Your name


Piazza del Duomo, Milan, Italy
See all sites in Milan


Founded: 1386
Category: Religious sites in Italy


4.8/5 (based on Google user reviews)

User Reviews

Agnieszka Rybczyńska (3 months ago)
I've been to many churches, basilicas and cathedrals, but the Milan Cathedral is my favourite. A spectacular, huge monument. I was on the roof and I recommend climbing there. The interior shows all the glory of this cathedral. Amazing place.
Shantanu Singha (4 months ago)
Huge cathedral with intricate designs all around. Magnificent. It looks majestic from every corner and you can see the effort which has gone into building the cathedral. We went there almost everyday we were in Milan. Book the ticket in advance including terrace if you’d like.
Luke Han (4 months ago)
Very scenic and picturesque everywhere. I went there three times and the best views were early in the morning when it was just me and someone else. Pictures look so much better early in the morning when no one is around. As a group, we did a tour. Great views from the rooftop and while inside.
Michał Kiełczyński (4 months ago)
Wow... The cathedral in Milan makes an amazing impression on me. It looks majestic from the outside. It's a really big piece of history. To go inside and to the roofs of the cathedral, from which is a beautiful view of the city, I recommend to buy a ticket in advance online for about €17, and coming early in the morning because there are not crowds of tourists yet.
Laszlo Elekes (6 months ago)
Visiting Milan Duomo with my family, including two kids, was an overall okay experience, but a few aspects left us with mixed feelings. The cathedral itself is a breathtaking masterpiece, with its intricate architecture and stunning design. Our kids were fascinated by the grandeur of the exterior and the history behind this iconic landmark. However, our enthusiasm was somewhat dampened by the extensive security measures at the entrance. While safety is undoubtedly important, the level of scrutiny felt exaggerated, making the entry process a bit tedious, especially with children in tow. One major downside during our visit was the ongoing renovation work. It impacted the overall ambiance and obstructed some of the views, diminishing the full splendor of this historical site. Additionally, the cost of going up in the tower with the elevator was a bit steep (17 EUR / person if I remember correctly). We opted to skip the tower ascent due to the high cost, which was disappointing considering it's one of the main attractions. On a positive note, the interior of the cathedral was awe-inspiring, and exploring the surrounding square was a delightful experience. The vibrant atmosphere and surrounding shops and cafes added to the charm of the visit. In conclusion, Milan Duomo is undoubtedly a must-visit, but potential visitors should be aware of the renovation work and be prepared for the associated challenges. The security measures could be more streamlined, and the pricing for additional experiences like the tower ascent may need reconsideration, particularly for families with children.
Powered by Google

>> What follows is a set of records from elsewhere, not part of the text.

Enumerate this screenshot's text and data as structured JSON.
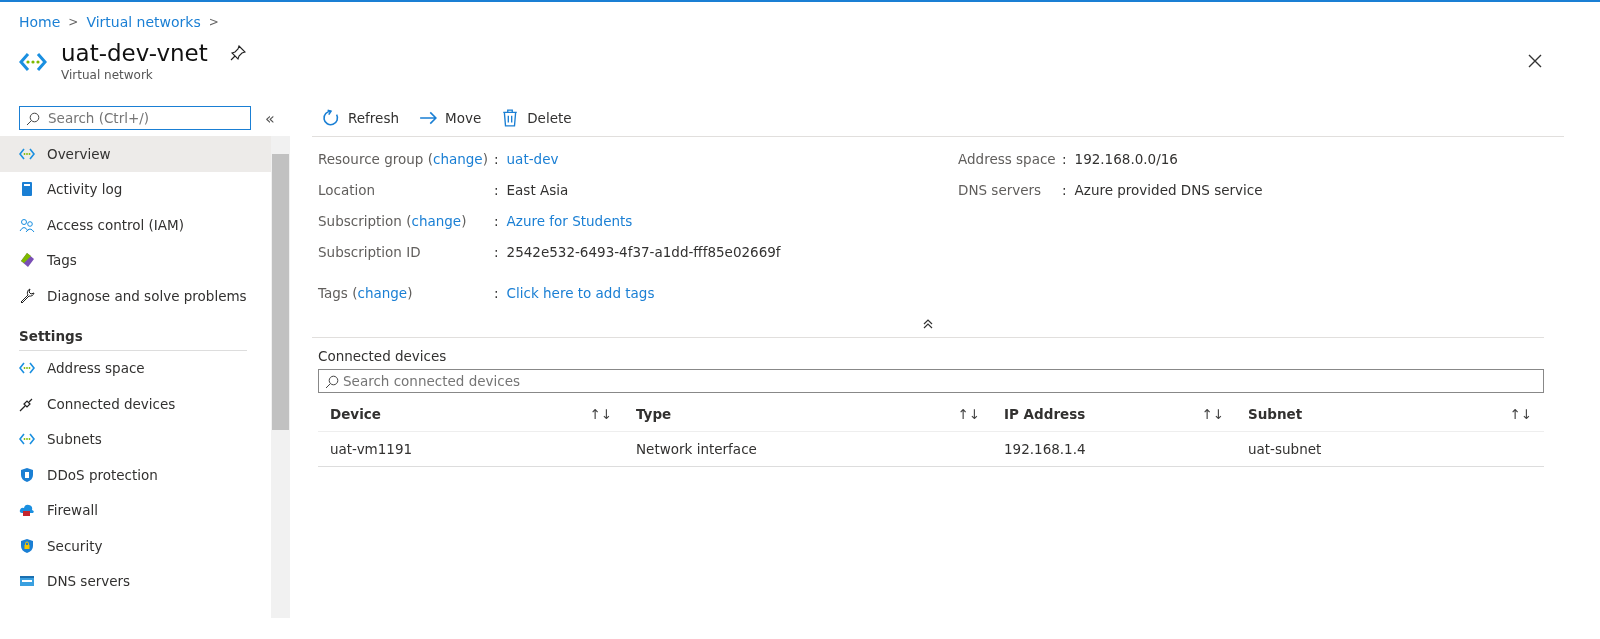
{
  "breadcrumb": [
    {
      "label": "Home"
    },
    {
      "label": "Virtual networks"
    }
  ],
  "breadcrumb_separator": ">",
  "header": {
    "title": "uat-dev-vnet",
    "subtitle": "Virtual network"
  },
  "sidebar": {
    "search": {
      "placeholder": "Search (Ctrl+/)"
    },
    "collapse": "«",
    "items": [
      {
        "label": "Overview",
        "kind": "vnet",
        "selected": true
      },
      {
        "label": "Activity log",
        "kind": "log",
        "selected": false
      },
      {
        "label": "Access control (IAM)",
        "kind": "people",
        "selected": false
      },
      {
        "label": "Tags",
        "kind": "tag",
        "selected": false
      },
      {
        "label": "Diagnose and solve problems",
        "kind": "wrench",
        "selected": false
      }
    ],
    "sections": [
      {
        "title": "Settings",
        "items": [
          {
            "label": "Address space",
            "kind": "vnet",
            "selected": false
          },
          {
            "label": "Connected devices",
            "kind": "plug",
            "selected": false
          },
          {
            "label": "Subnets",
            "kind": "vnet",
            "selected": false
          },
          {
            "label": "DDoS protection",
            "kind": "shield",
            "selected": false
          },
          {
            "label": "Firewall",
            "kind": "cloud",
            "selected": false
          },
          {
            "label": "Security",
            "kind": "lock",
            "selected": false
          },
          {
            "label": "DNS servers",
            "kind": "dns",
            "selected": false
          }
        ]
      }
    ]
  },
  "toolbar": [
    {
      "label": "Refresh",
      "kind": "refresh"
    },
    {
      "label": "Move",
      "kind": "arrow"
    },
    {
      "label": "Delete",
      "kind": "trash"
    }
  ],
  "essentials": {
    "left": [
      {
        "label": "Resource group",
        "link": "change",
        "open": "(",
        "close": ")",
        "sep": ":",
        "value": "uat-dev",
        "kind": "link"
      },
      {
        "label": "Location",
        "sep": ":",
        "value": "East Asia",
        "kind": "text"
      },
      {
        "label": "Subscription",
        "link": "change",
        "open": "(",
        "close": ")",
        "sep": ":",
        "value": "Azure for Students",
        "kind": "link"
      },
      {
        "label": "Subscription ID",
        "sep": ":",
        "value": "2542e532-6493-4f37-a1dd-fff85e02669f",
        "kind": "text"
      },
      {
        "label": "Tags",
        "link": "change",
        "open": "(",
        "close": ")",
        "sep": ":",
        "value": "Click here to add tags",
        "kind": "link"
      }
    ],
    "right": [
      {
        "label": "Address space",
        "sep": ":",
        "value": "192.168.0.0/16",
        "kind": "text"
      },
      {
        "label": "DNS servers",
        "sep": ":",
        "value": "Azure provided DNS service",
        "kind": "text"
      }
    ]
  },
  "connected_devices": {
    "title": "Connected devices",
    "search": {
      "placeholder": "Search connected devices"
    },
    "sort_glyph": "↑↓",
    "columns": [
      "Device",
      "Type",
      "IP Address",
      "Subnet"
    ],
    "rows": [
      [
        "uat-vm1191",
        "Network interface",
        "192.168.1.4",
        "uat-subnet"
      ]
    ]
  }
}
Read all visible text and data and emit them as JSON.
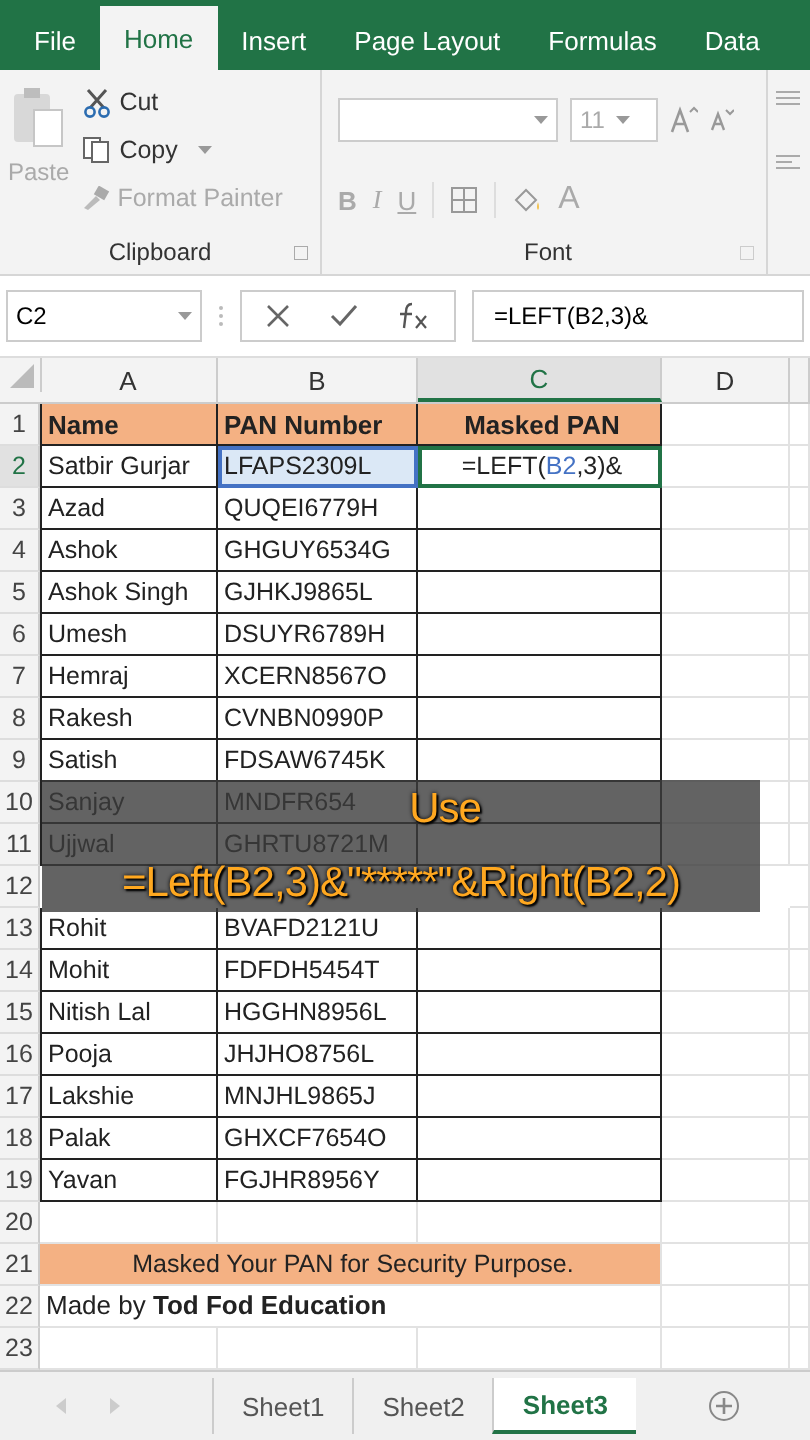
{
  "ribbon_tabs": [
    {
      "label": "File",
      "selected": false
    },
    {
      "label": "Home",
      "selected": true
    },
    {
      "label": "Insert",
      "selected": false
    },
    {
      "label": "Page Layout",
      "selected": false
    },
    {
      "label": "Formulas",
      "selected": false
    },
    {
      "label": "Data",
      "selected": false
    }
  ],
  "clipboard": {
    "paste": "Paste",
    "cut": "Cut",
    "copy": "Copy",
    "format_painter": "Format Painter",
    "group": "Clipboard"
  },
  "font": {
    "size": "11",
    "bold": "B",
    "italic": "I",
    "underline": "U",
    "font_color": "A",
    "group": "Font"
  },
  "formula_bar": {
    "name_box": "C2",
    "formula": "=LEFT(B2,3)&"
  },
  "columns": [
    "A",
    "B",
    "C",
    "D"
  ],
  "rows": [
    {
      "num": "1",
      "kind": "header",
      "cells": [
        "Name",
        "PAN Number",
        "Masked PAN"
      ]
    },
    {
      "num": "2",
      "kind": "data",
      "cells": [
        "Satbir Gurjar",
        "LFAPS2309L"
      ],
      "edit": {
        "before": "=LEFT(",
        "ref": "B2",
        "after": ",3)&"
      }
    },
    {
      "num": "3",
      "kind": "data",
      "cells": [
        "Azad",
        "QUQEI6779H"
      ]
    },
    {
      "num": "4",
      "kind": "data",
      "cells": [
        "Ashok",
        "GHGUY6534G"
      ]
    },
    {
      "num": "5",
      "kind": "data",
      "cells": [
        "Ashok Singh",
        "GJHKJ9865L"
      ]
    },
    {
      "num": "6",
      "kind": "data",
      "cells": [
        "Umesh",
        "DSUYR6789H"
      ]
    },
    {
      "num": "7",
      "kind": "data",
      "cells": [
        "Hemraj",
        "XCERN8567O"
      ]
    },
    {
      "num": "8",
      "kind": "data",
      "cells": [
        "Rakesh",
        "CVNBN0990P"
      ]
    },
    {
      "num": "9",
      "kind": "data",
      "cells": [
        "Satish",
        "FDSAW6745K"
      ]
    },
    {
      "num": "10",
      "kind": "data",
      "cells": [
        "Sanjay",
        "MNDFR654"
      ]
    },
    {
      "num": "11",
      "kind": "data",
      "cells": [
        "Ujjwal",
        "GHRTU8721M"
      ]
    },
    {
      "num": "12",
      "kind": "covered",
      "cells": []
    },
    {
      "num": "13",
      "kind": "data",
      "cells": [
        "Rohit",
        "BVAFD2121U"
      ]
    },
    {
      "num": "14",
      "kind": "data",
      "cells": [
        "Mohit",
        "FDFDH5454T"
      ]
    },
    {
      "num": "15",
      "kind": "data",
      "cells": [
        "Nitish Lal",
        "HGGHN8956L"
      ]
    },
    {
      "num": "16",
      "kind": "data",
      "cells": [
        "Pooja",
        "JHJHO8756L"
      ]
    },
    {
      "num": "17",
      "kind": "data",
      "cells": [
        "Lakshie",
        "MNJHL9865J"
      ]
    },
    {
      "num": "18",
      "kind": "data",
      "cells": [
        "Palak",
        "GHXCF7654O"
      ]
    },
    {
      "num": "19",
      "kind": "data",
      "cells": [
        "Yavan",
        "FGJHR8956Y"
      ]
    },
    {
      "num": "20",
      "kind": "blank",
      "cells": []
    },
    {
      "num": "21",
      "kind": "banner",
      "cells": [
        "Masked Your PAN for Security Purpose."
      ]
    },
    {
      "num": "22",
      "kind": "note",
      "cells": [
        "Made by **Tod Fod Education**"
      ]
    },
    {
      "num": "23",
      "kind": "blank",
      "cells": []
    }
  ],
  "caption": {
    "title": "Use",
    "formula": "=Left(B2,3)&\"*****\"&Right(B2,2)"
  },
  "sheet_tabs": [
    {
      "label": "Sheet1",
      "selected": false
    },
    {
      "label": "Sheet2",
      "selected": false
    },
    {
      "label": "Sheet3",
      "selected": true
    }
  ]
}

Featured Historic Landmarks, Sites & Buildings

Historic Site of the week

The Church of the Holy Cross

The church of the former Franciscan monastery was built probably between 1515 and 1520. It is located in the UNESCO World Heritage Site of Old Rauma. The church stands by the small stream of Raumanjoki (Rauma river).

The exact age of the Church of the Holy Cross is unknown, but it was built to serve as the monastery church of the Rauma Franciscan Friary. The monastery had been established in the early 15th century and a wooden church was built on this location around the year 1420.

The Church of the Holy Cross served the monastery until 1538, when it was abandoned for a hundred years as the Franciscan friary was disbanded in the Swedish Reformation. The church was re-established as a Lutheran church in 1640, when the nearby Church of the Holy Trinity was destroyed by fire.

The choir of the two-aisle grey granite church features medieval murals and frescoes. The white steeple of the church was built in 1816 and has served as a landmark for seafarers.